|RIAA – USA||Gold||July 24, 1967|
- Ashley Brown, ed. (1990). "Airplanes and Starships". The Marshall Cavendish Illustrated History of Popular Music 8 (Reference ed.). Marshall Cavendish. pp. 909–913. ISBN 9781854350152.
- "Welcome to the Studio". jeffersonairplane.com. Retrieved 1 September 2011.
- Eder, Bruce. "Jefferson Airplane: Surrealistic Pillow > Review" at Allmusic. Retrieved 1 September 2011.
- RIAA Gold and Platinum database retrieved 24 February 2012.
- Surrealistic Pillow (Vinyl back). New York City: RCA. 1967. LSP-3766.
- Tamarakin, Jeff (2003). Got a Revolution: The Turbulent Flight of Jefferson Airplane. Simon and Schuster. ISBN 0-671-03403-0.
- Flight Log (Vinyl booklet). San Francisco: Grunt Records. 1977. CYL2-1255.
- Jefferson Airplane Loves You (booklet). New York City: RCA. 1992. 61110.
- "The RS 500 Greatest Albums of All Time". Rolling Stone: 2. Archived from the original on 14 December 2006.
- Early Flight (Vinyl gatefold). New York City: RCA. 1974. CYL1-0437.
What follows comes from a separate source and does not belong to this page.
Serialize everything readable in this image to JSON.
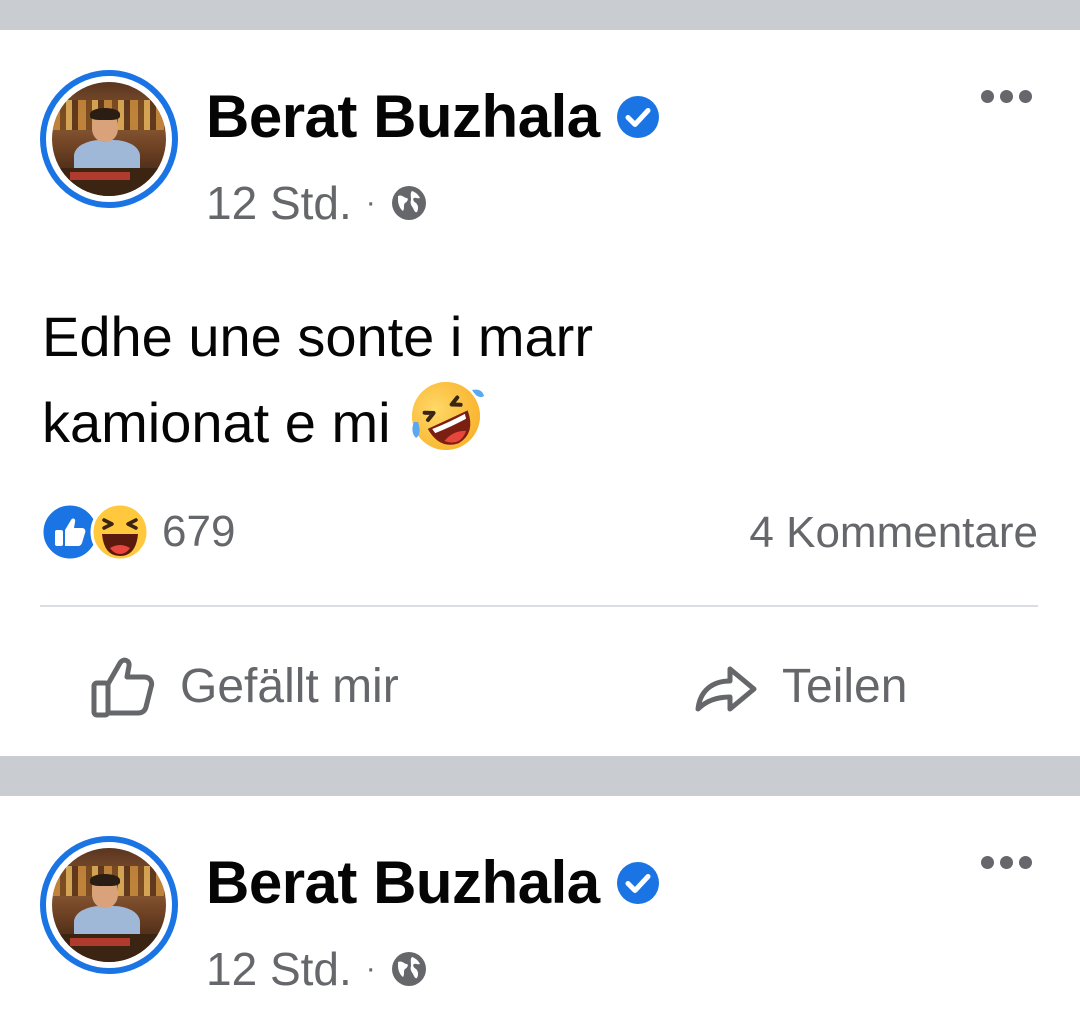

- Surrealistic Pillow (Adobe Flash) at Radio3Net (streamed copy where licensed)
- Album entry at Jefferson Airplane's website